Across the entries, count the lines that include "content" and report only that number.

[Component data from apps and pages]
++++++

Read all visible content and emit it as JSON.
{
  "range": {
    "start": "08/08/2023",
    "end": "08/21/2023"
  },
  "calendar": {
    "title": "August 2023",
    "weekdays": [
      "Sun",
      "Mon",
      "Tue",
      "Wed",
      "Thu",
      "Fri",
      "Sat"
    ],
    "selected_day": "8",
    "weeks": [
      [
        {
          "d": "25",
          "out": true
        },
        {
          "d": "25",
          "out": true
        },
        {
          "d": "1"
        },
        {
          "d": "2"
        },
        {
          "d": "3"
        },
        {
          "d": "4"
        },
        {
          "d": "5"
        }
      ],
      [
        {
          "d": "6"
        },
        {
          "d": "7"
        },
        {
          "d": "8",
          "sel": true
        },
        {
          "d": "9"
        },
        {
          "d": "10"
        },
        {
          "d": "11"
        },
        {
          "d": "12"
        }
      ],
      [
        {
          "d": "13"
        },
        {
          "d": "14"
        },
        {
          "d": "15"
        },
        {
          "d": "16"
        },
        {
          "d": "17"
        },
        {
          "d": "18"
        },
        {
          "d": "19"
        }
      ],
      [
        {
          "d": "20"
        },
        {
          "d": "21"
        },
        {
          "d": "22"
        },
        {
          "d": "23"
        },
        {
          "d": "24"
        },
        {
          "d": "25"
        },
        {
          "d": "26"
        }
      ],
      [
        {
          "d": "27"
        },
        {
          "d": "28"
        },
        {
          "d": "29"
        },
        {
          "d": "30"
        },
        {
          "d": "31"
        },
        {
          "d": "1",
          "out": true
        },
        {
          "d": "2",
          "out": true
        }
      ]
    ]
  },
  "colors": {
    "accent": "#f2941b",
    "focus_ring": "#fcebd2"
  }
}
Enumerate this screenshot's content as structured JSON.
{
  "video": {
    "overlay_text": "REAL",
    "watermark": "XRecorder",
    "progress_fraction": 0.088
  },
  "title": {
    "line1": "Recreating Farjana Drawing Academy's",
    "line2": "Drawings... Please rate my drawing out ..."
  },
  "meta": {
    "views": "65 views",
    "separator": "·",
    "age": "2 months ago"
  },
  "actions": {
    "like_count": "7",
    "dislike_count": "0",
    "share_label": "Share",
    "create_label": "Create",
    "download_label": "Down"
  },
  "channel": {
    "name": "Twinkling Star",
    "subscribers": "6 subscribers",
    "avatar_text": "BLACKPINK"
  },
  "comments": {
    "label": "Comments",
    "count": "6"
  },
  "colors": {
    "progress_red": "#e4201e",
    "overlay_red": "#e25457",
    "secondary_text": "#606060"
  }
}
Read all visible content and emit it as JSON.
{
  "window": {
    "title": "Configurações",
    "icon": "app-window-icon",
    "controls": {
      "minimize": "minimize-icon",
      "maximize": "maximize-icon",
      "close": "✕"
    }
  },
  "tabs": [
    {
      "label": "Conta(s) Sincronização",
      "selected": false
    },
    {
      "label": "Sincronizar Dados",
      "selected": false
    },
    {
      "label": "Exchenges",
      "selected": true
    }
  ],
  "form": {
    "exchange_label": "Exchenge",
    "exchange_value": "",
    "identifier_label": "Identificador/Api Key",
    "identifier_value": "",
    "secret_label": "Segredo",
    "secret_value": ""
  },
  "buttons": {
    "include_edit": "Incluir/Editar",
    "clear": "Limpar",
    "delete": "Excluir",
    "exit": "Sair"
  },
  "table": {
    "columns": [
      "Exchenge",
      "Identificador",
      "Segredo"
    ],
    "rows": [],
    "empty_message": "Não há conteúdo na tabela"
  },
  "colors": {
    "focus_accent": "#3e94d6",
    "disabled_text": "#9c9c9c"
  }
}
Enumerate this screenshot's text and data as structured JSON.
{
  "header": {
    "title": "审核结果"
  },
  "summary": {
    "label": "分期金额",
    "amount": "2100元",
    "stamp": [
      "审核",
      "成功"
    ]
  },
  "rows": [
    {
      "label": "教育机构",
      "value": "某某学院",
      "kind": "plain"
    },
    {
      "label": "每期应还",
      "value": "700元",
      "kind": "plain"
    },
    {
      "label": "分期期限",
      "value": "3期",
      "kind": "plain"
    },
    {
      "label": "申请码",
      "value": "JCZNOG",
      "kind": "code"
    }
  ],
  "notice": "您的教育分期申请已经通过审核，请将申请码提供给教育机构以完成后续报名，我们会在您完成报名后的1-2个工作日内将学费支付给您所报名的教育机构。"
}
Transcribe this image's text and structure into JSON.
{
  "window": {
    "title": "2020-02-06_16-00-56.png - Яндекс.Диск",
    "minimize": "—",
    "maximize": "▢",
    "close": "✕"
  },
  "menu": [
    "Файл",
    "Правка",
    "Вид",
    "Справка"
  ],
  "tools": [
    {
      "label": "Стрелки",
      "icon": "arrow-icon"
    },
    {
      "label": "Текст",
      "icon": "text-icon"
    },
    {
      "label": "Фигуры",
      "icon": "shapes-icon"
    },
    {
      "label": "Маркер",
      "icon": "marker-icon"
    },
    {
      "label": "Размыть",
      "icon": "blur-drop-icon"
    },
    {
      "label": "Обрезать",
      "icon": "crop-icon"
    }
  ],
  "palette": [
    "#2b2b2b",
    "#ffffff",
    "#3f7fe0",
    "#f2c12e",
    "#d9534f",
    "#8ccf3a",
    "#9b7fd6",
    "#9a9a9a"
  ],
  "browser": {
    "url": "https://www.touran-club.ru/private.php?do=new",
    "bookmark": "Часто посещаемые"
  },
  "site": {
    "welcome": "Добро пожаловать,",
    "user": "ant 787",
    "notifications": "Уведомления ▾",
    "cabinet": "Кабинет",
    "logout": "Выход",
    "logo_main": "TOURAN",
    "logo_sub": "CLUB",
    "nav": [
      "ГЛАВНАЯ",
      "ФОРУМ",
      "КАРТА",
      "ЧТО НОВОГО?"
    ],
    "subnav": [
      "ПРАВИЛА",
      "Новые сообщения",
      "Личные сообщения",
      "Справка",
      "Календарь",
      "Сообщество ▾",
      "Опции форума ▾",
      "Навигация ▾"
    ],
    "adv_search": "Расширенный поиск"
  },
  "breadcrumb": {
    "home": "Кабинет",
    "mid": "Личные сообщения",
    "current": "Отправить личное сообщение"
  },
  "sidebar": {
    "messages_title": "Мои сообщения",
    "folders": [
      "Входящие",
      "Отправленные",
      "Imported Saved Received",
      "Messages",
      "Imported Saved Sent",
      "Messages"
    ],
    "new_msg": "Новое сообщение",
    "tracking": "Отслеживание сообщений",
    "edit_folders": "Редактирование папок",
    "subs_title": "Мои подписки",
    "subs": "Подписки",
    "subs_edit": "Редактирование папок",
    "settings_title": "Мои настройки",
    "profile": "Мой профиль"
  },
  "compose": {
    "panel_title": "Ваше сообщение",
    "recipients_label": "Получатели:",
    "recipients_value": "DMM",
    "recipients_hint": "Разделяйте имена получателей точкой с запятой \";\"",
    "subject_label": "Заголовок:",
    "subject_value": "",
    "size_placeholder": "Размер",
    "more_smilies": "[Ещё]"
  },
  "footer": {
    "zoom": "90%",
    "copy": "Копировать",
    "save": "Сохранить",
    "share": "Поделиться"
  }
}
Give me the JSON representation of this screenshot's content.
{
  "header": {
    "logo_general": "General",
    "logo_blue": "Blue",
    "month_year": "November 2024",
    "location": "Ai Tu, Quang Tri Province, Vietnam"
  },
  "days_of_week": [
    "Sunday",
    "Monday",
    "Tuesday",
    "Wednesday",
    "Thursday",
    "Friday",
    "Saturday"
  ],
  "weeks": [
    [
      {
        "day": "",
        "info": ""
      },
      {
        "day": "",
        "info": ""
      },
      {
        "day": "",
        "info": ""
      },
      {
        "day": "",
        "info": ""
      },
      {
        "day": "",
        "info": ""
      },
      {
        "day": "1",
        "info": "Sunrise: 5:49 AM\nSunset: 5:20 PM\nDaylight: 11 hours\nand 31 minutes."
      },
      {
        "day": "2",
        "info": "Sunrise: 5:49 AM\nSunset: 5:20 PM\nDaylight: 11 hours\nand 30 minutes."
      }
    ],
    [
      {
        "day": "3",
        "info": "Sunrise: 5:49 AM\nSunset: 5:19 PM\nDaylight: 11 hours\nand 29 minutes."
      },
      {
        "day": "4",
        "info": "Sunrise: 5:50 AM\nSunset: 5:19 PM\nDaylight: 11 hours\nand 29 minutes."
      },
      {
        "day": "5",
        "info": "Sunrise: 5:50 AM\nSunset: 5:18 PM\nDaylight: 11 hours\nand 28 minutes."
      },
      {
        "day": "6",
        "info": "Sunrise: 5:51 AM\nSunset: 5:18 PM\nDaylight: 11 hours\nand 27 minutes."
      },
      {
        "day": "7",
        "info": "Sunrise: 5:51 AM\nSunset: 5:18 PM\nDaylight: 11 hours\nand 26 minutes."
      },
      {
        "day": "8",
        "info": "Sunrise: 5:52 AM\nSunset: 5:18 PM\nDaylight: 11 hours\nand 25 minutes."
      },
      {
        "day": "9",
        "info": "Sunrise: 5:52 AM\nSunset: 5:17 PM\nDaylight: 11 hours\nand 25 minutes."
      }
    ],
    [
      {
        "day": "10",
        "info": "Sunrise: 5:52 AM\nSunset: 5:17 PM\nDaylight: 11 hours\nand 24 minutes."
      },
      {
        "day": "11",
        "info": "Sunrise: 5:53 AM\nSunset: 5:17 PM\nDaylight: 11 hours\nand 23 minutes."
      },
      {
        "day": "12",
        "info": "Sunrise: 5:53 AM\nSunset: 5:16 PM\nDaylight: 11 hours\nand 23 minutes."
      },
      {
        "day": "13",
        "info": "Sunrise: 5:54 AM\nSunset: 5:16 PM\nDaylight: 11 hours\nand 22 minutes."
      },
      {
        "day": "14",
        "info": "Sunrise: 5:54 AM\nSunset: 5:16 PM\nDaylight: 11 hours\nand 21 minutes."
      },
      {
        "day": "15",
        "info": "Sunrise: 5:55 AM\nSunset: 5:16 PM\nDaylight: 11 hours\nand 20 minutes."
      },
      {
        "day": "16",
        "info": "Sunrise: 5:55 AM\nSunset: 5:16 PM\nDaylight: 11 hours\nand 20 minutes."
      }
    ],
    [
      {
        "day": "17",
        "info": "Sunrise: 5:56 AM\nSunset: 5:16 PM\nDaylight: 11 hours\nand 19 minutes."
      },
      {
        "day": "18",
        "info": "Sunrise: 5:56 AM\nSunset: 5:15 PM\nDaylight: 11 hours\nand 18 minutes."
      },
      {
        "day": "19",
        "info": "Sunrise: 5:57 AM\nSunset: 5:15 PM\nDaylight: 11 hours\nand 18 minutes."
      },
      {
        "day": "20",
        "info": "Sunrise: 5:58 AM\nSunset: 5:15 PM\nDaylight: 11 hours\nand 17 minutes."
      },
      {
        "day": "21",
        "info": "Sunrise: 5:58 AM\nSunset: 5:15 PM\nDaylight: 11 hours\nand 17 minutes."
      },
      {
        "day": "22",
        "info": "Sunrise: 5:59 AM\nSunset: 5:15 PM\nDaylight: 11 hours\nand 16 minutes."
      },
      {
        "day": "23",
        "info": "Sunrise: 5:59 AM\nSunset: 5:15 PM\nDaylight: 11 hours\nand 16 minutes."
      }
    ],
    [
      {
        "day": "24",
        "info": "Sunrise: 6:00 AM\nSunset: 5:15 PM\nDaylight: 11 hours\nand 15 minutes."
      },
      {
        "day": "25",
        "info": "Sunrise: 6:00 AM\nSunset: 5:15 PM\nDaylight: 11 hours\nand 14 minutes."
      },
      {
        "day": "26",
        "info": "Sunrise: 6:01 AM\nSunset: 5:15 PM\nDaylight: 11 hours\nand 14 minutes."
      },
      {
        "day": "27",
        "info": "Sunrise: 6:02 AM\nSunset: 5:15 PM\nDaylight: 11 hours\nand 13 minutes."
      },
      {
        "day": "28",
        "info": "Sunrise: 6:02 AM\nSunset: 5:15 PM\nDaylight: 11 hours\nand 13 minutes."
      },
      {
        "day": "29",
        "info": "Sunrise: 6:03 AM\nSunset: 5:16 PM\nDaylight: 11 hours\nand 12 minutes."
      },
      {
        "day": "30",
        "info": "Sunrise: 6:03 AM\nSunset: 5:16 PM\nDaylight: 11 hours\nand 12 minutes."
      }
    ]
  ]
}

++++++

Task response:
4